Start of Data to process

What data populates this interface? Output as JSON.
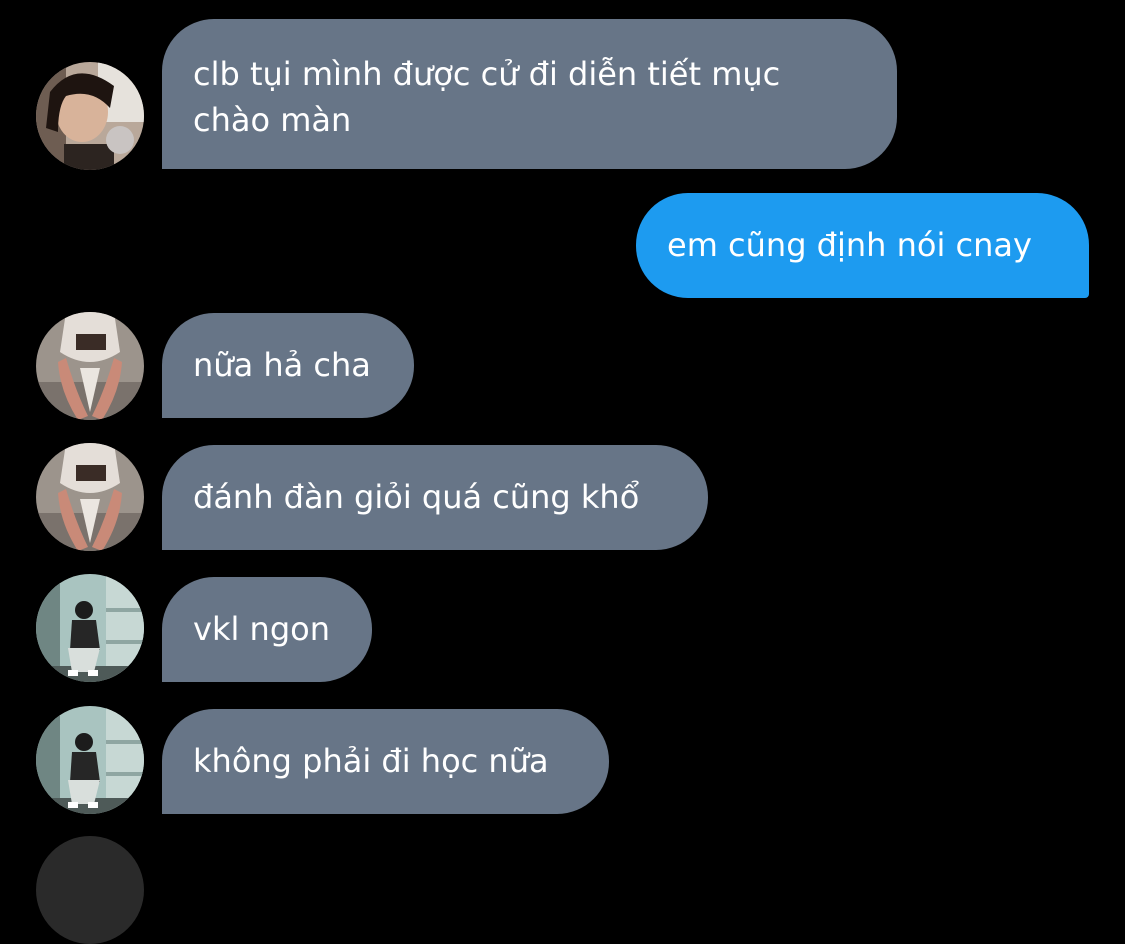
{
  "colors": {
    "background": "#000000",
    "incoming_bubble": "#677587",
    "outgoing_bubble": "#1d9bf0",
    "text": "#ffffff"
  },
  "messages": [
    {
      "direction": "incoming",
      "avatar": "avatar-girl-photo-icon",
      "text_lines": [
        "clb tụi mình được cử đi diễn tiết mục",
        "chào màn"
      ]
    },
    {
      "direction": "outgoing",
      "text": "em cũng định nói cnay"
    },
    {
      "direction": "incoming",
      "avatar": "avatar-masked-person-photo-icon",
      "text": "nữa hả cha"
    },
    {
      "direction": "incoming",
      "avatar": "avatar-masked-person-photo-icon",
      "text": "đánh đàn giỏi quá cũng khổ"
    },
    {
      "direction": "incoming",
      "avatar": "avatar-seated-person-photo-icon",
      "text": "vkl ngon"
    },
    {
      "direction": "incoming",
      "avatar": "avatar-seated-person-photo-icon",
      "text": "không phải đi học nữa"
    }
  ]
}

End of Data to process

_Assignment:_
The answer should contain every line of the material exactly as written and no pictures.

_Completed exercise:_
What data populates this interface? Output as JSON.
{
  "colors": {
    "background": "#000000",
    "incoming_bubble": "#677587",
    "outgoing_bubble": "#1d9bf0",
    "text": "#ffffff"
  },
  "messages": [
    {
      "direction": "incoming",
      "avatar": "avatar-girl-photo-icon",
      "text_lines": [
        "clb tụi mình được cử đi diễn tiết mục",
        "chào màn"
      ]
    },
    {
      "direction": "outgoing",
      "text": "em cũng định nói cnay"
    },
    {
      "direction": "incoming",
      "avatar": "avatar-masked-person-photo-icon",
      "text": "nữa hả cha"
    },
    {
      "direction": "incoming",
      "avatar": "avatar-masked-person-photo-icon",
      "text": "đánh đàn giỏi quá cũng khổ"
    },
    {
      "direction": "incoming",
      "avatar": "avatar-seated-person-photo-icon",
      "text": "vkl ngon"
    },
    {
      "direction": "incoming",
      "avatar": "avatar-seated-person-photo-icon",
      "text": "không phải đi học nữa"
    }
  ]
}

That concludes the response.